As we shift our gaze up the snowy hillside, we see a lone figure in full winter gear, working his way along a vineyard row. Say “hi” to Connor Book, a soon-to-be graduate of Brock University’s Cool Climate Oenology and Viticulture Institute programme (CCOVI). Connor’s in his third year with Malivoire and today he’s one of a team spreading out to prune more than 25 hectares (or more than 60 acres) of vineyards...which is about 87,000 vines – each personally handled with care!
Let’s get to know Connor a little better with 3 quick questions...
1. Connor, you just came back from a student-placement in British Columbia, what did you enjoy the most about it?
Answer - You can't go to the Okanagan Valley without talking about the mountains and the views. Every direction you looked there would be vineyards, wineries or mountains. I tried to go to as many wineries as possible and sample as much wine as I could to compare it to the wines here in Niagara, so that was a lot of fun. As for my actual placement at Burrowing Owl, it was an awesome place to work. I learned so much from the winemaking team and they were great at showing me how everything was done since this was my first harvest.

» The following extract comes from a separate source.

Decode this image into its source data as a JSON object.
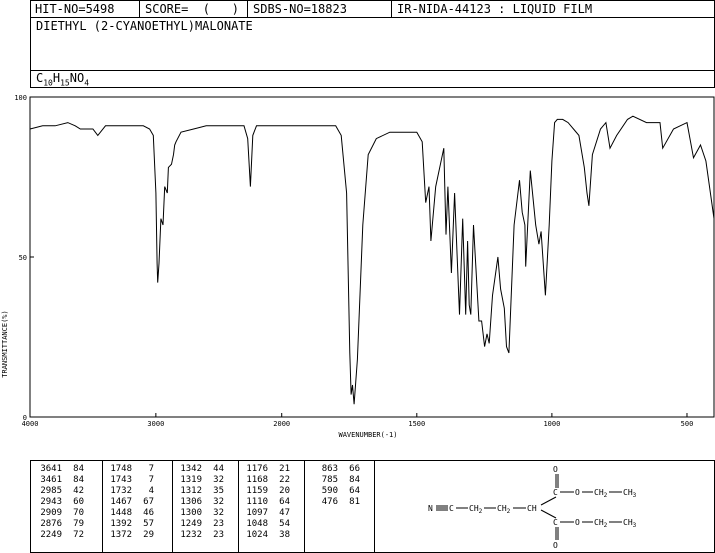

2. What is the most challenging thing for you during the pandemic?
Answer - The pandemic will definitely make completing my thesis a bit more difficult. I've just started getting into it and trying to organize meetings. Figuring out how to safely work in the labs at Brock adds some complexity to it.
3. Do you like pruning and why, either way?
Answer - Pruning is one of my favourite jobs in the vineyard. It's been quite cold lately but I prefer the cold over the 40-degree humidity of last summer. It gives me a nice break after the craziness of harvest and lets me go back to listening to podcasts and not having to work 12-hour days. It's a good place to clear your head and just focus on the vine in front of you, because if you look around, there probably isn't anyone nearby.
Note: These pictures were take just before the snowfall.